--- Data listing ---

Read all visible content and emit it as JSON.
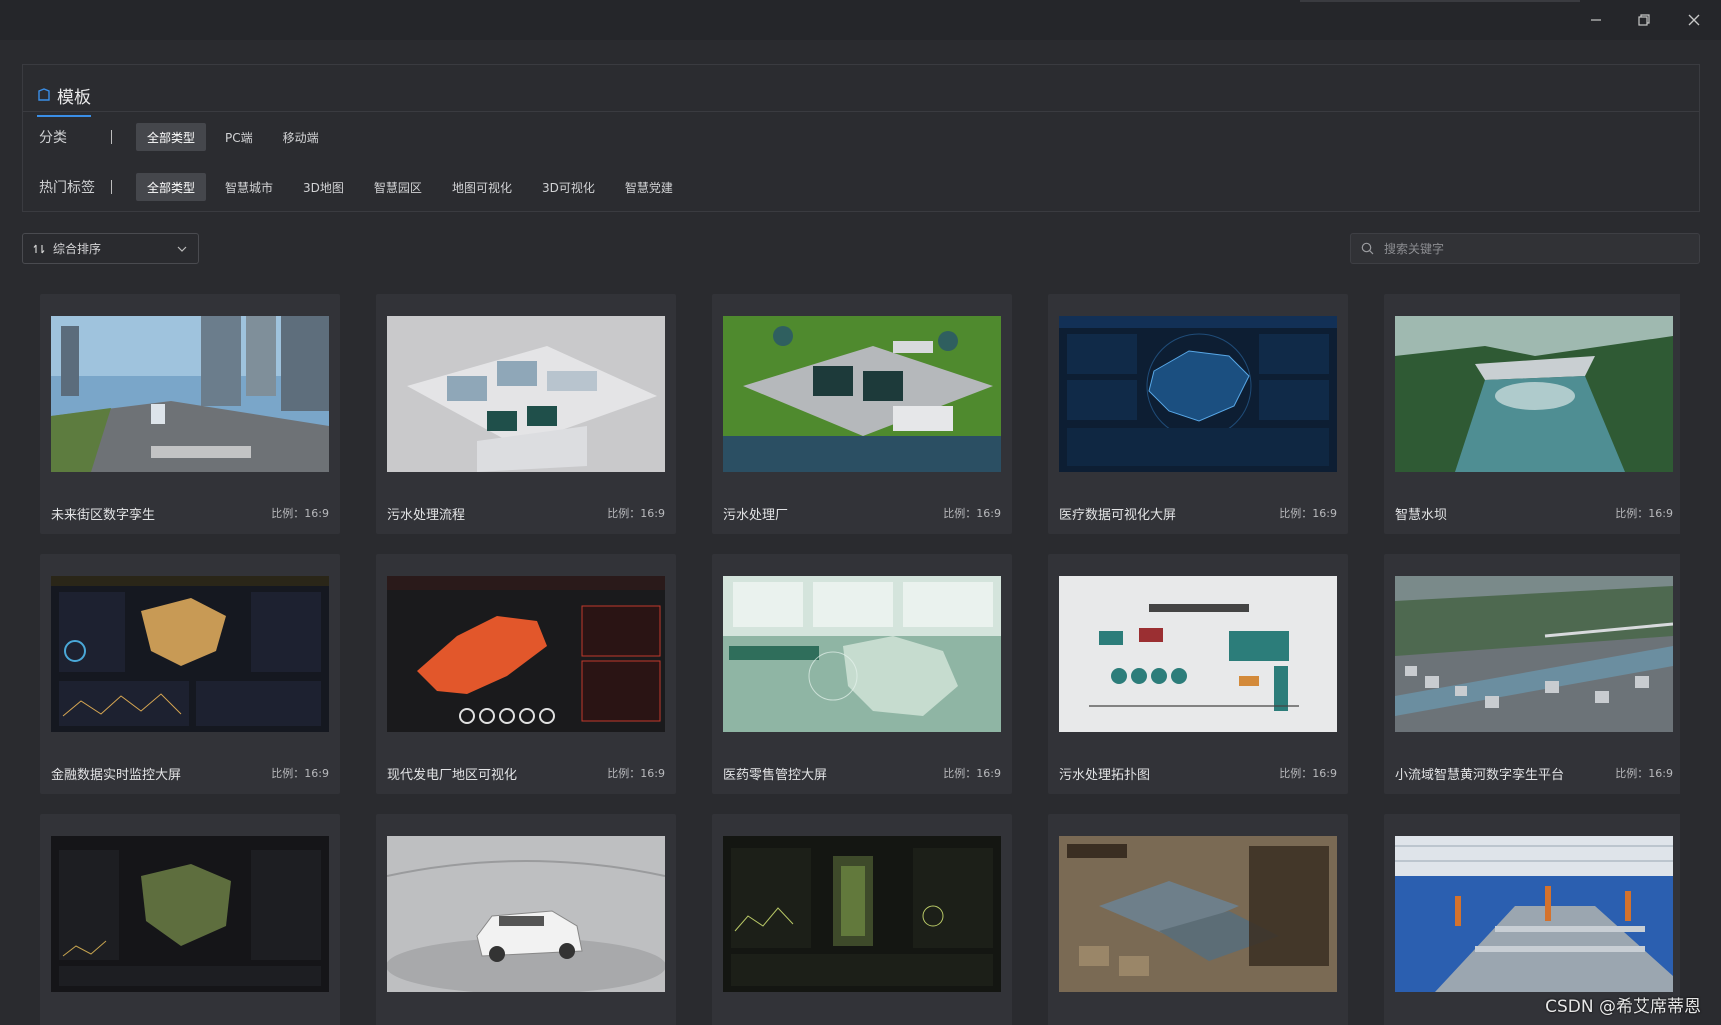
{
  "panel": {
    "title": "模板",
    "category_label": "分类",
    "categories": [
      "全部类型",
      "PC端",
      "移动端"
    ],
    "tag_label": "热门标签",
    "tags": [
      "全部类型",
      "智慧城市",
      "3D地图",
      "智慧园区",
      "地图可视化",
      "3D可视化",
      "智慧党建"
    ]
  },
  "toolbar": {
    "sort_label": "综合排序",
    "search_placeholder": "搜索关键字"
  },
  "cards": [
    {
      "name": "未来街区数字孪生",
      "ratio": "比例：16:9",
      "theme": "city"
    },
    {
      "name": "污水处理流程",
      "ratio": "比例：16:9",
      "theme": "plant-white"
    },
    {
      "name": "污水处理厂",
      "ratio": "比例：16:9",
      "theme": "plant-green"
    },
    {
      "name": "医疗数据可视化大屏",
      "ratio": "比例：16:9",
      "theme": "dashboard-blue"
    },
    {
      "name": "智慧水坝",
      "ratio": "比例：16:9",
      "theme": "dam"
    },
    {
      "name": "金融数据实时监控大屏",
      "ratio": "比例：16:9",
      "theme": "dashboard-gold"
    },
    {
      "name": "现代发电厂地区可视化",
      "ratio": "比例：16:9",
      "theme": "dashboard-red"
    },
    {
      "name": "医药零售管控大屏",
      "ratio": "比例：16:9",
      "theme": "dashboard-mint"
    },
    {
      "name": "污水处理拓扑图",
      "ratio": "比例：16:9",
      "theme": "topology"
    },
    {
      "name": "小流域智慧黄河数字孪生平台",
      "ratio": "比例：16:9",
      "theme": "town"
    },
    {
      "name": "",
      "ratio": "",
      "theme": "dashboard-dark"
    },
    {
      "name": "",
      "ratio": "",
      "theme": "car"
    },
    {
      "name": "",
      "ratio": "",
      "theme": "dashboard-olive"
    },
    {
      "name": "",
      "ratio": "",
      "theme": "village"
    },
    {
      "name": "",
      "ratio": "",
      "theme": "factory"
    }
  ],
  "watermark": "CSDN @希艾席蒂恩",
  "colors": {
    "accent": "#3a8ee6",
    "background": "#2a2b2f",
    "card": "#323338"
  }
}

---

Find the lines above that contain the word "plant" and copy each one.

*Output of the exercise*.
      "theme": "plant-white"
      "theme": "plant-green"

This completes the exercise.